* **DIRECTIONS**
Of all the lines in the records below, copy only those that contain the string "geeksforgeeks".

* **RECORD SET**
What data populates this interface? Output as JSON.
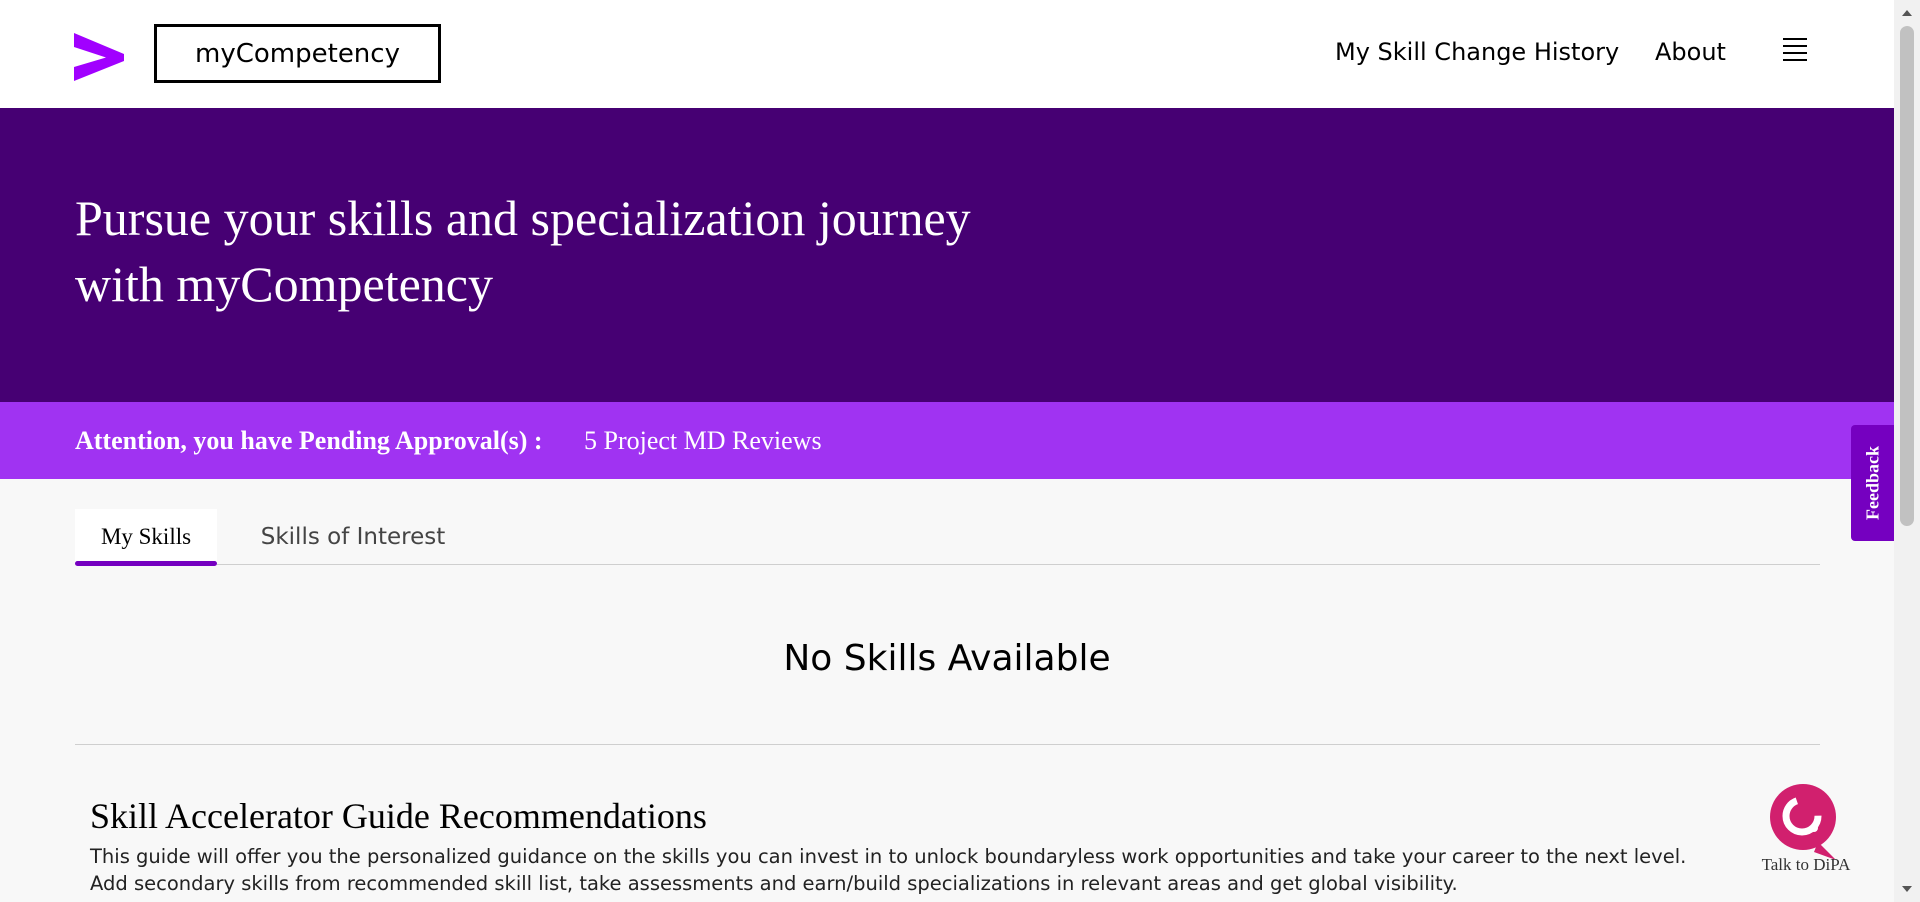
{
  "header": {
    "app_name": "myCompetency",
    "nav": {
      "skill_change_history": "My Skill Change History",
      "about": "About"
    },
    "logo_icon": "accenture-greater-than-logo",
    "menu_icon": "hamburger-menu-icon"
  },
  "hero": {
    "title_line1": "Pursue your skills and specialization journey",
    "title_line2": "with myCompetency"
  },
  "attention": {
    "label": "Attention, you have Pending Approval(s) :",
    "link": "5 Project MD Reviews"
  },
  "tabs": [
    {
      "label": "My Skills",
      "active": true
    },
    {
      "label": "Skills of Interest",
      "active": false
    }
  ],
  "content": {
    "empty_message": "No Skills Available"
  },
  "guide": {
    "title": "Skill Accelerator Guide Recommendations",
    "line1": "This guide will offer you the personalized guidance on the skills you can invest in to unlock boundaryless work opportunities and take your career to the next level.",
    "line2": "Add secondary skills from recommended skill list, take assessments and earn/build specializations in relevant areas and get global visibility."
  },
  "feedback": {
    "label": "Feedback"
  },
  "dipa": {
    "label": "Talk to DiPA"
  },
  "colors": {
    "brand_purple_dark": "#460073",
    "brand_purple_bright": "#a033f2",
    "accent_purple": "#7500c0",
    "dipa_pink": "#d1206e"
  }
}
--
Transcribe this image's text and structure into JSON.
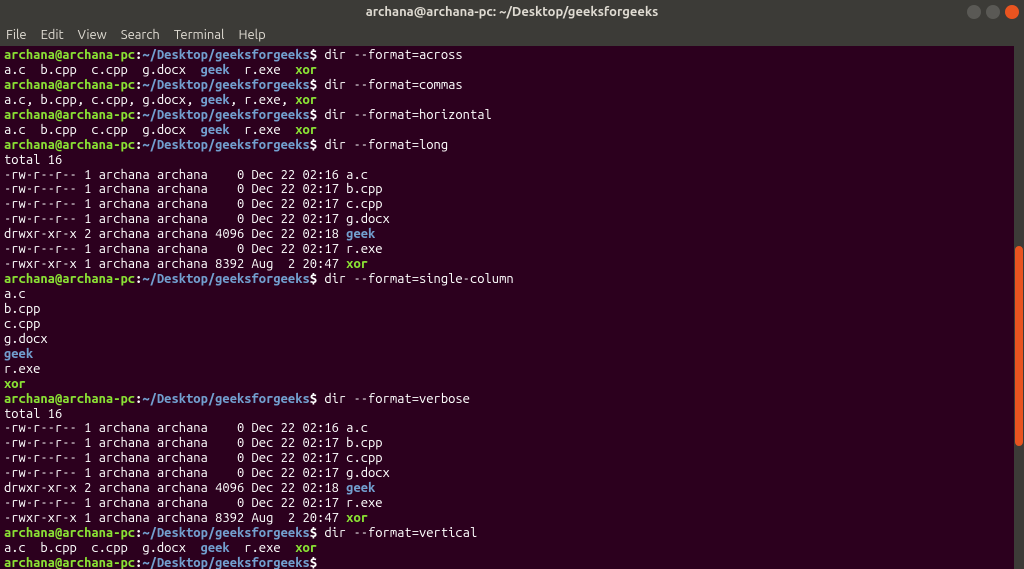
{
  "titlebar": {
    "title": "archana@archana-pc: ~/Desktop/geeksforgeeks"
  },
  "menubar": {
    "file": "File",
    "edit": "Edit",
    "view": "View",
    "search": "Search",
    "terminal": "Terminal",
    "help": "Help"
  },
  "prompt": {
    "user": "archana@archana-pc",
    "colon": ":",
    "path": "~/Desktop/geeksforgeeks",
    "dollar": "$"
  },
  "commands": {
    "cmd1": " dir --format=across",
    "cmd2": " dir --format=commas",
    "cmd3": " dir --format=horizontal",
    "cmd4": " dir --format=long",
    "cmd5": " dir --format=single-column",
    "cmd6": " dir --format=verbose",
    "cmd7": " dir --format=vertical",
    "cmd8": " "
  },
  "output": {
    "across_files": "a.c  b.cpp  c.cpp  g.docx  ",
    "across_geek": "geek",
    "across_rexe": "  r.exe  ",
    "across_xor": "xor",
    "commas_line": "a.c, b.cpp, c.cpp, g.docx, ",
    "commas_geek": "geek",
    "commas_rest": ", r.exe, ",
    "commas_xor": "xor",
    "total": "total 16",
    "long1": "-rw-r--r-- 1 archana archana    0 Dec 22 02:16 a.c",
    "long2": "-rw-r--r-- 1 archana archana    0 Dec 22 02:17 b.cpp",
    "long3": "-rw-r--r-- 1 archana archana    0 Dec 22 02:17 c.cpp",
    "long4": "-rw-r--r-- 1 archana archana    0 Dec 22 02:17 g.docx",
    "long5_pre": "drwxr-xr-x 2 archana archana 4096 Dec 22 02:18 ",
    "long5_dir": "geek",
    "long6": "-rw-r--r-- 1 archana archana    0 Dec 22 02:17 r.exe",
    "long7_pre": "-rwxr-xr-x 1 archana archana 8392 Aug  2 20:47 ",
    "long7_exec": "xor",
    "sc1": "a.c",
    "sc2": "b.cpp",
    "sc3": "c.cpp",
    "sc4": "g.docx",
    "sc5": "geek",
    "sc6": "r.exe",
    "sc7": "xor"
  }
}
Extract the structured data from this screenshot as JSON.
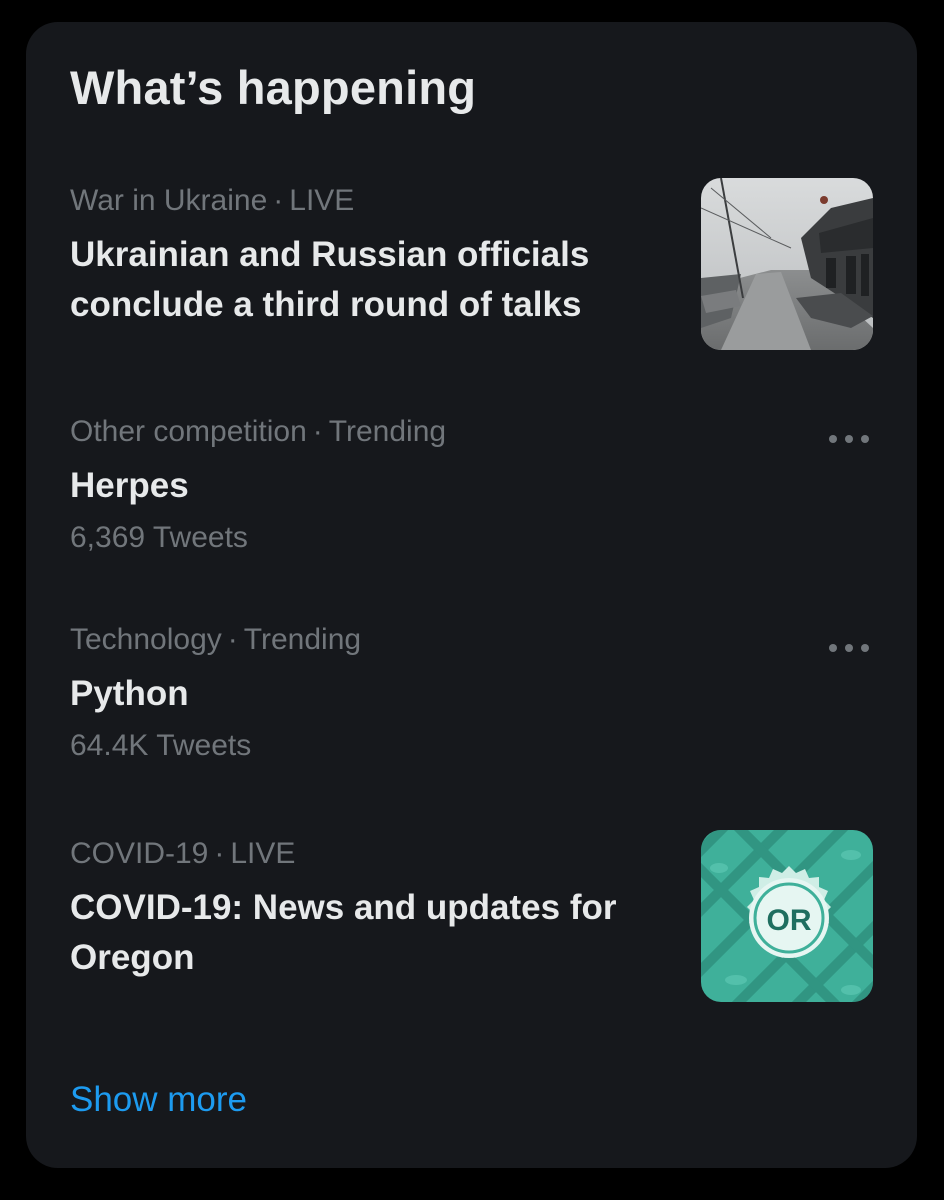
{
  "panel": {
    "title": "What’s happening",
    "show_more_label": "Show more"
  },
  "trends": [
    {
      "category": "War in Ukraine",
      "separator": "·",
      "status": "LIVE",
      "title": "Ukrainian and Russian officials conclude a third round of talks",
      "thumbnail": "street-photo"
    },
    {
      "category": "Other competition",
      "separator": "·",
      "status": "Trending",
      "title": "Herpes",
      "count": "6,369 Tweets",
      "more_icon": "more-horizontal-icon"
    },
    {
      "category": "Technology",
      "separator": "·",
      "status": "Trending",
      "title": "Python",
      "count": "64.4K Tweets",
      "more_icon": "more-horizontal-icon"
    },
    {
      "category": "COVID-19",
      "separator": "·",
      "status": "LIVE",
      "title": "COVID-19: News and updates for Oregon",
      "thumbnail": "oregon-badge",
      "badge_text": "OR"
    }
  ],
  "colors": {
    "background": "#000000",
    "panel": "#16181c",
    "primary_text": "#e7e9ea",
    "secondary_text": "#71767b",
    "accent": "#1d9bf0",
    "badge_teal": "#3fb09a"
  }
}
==
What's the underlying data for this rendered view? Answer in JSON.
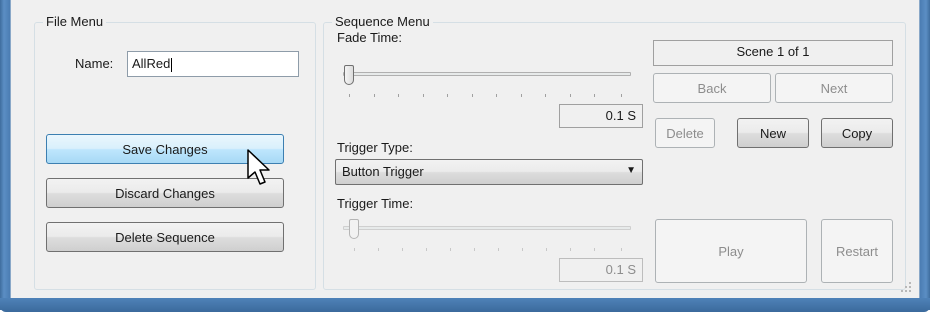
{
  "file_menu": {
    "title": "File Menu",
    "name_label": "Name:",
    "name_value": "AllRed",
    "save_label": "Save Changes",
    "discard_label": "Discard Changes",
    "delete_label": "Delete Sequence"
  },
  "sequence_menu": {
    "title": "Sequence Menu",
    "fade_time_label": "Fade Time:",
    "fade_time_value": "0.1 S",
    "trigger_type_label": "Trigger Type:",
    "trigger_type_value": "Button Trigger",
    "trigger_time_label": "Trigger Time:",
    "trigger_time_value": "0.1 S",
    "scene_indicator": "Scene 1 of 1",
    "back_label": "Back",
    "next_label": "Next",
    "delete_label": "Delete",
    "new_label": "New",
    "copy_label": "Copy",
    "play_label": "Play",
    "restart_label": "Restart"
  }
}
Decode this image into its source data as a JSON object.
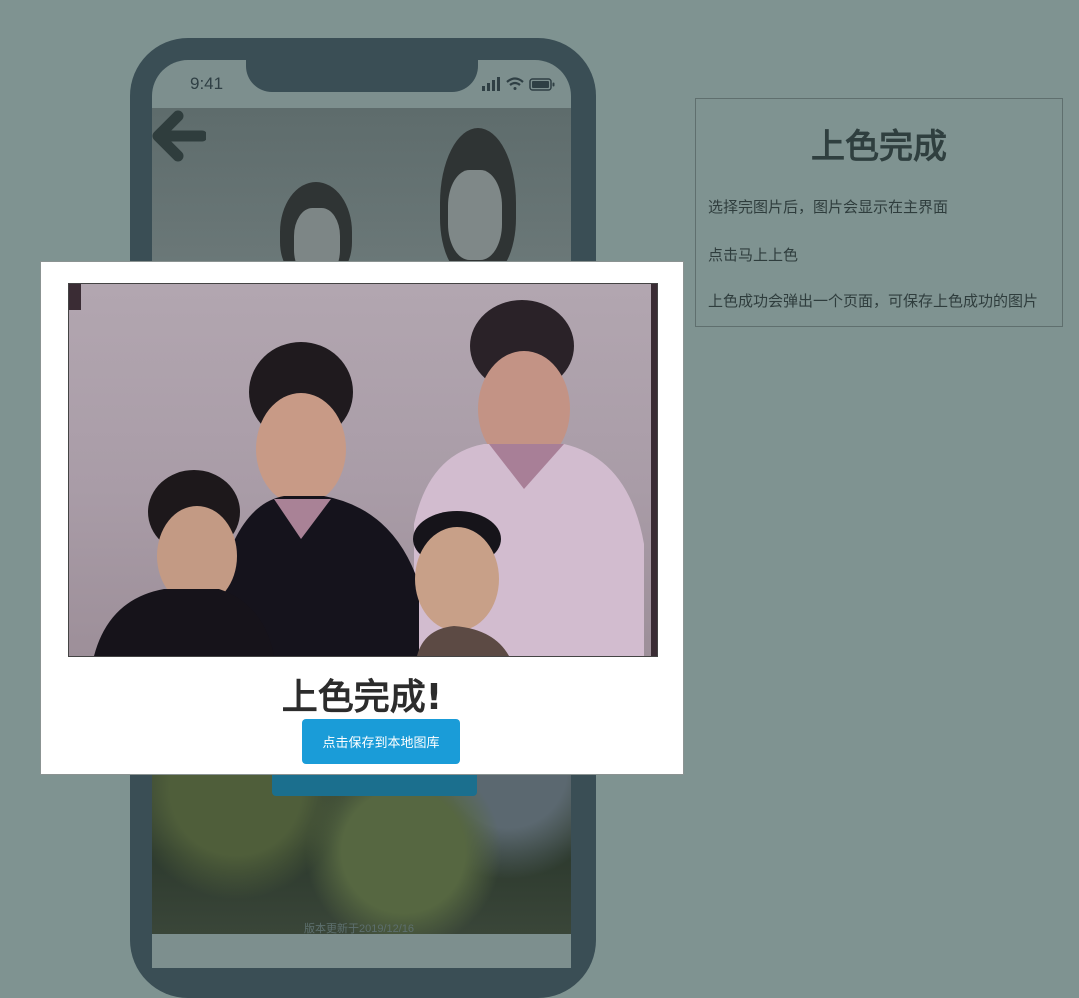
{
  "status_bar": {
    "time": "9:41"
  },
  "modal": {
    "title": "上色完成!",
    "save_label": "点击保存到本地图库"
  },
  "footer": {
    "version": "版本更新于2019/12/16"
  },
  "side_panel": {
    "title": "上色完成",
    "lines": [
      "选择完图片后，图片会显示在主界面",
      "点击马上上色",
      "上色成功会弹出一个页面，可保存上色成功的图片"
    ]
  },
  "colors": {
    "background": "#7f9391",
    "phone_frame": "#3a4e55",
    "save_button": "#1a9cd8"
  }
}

* **COMPLETED TASK**
    "title": "archana@archana-pc: ~/Desktop/geeksforgeeks"
    "path": "~/Desktop/geeksforgeeks",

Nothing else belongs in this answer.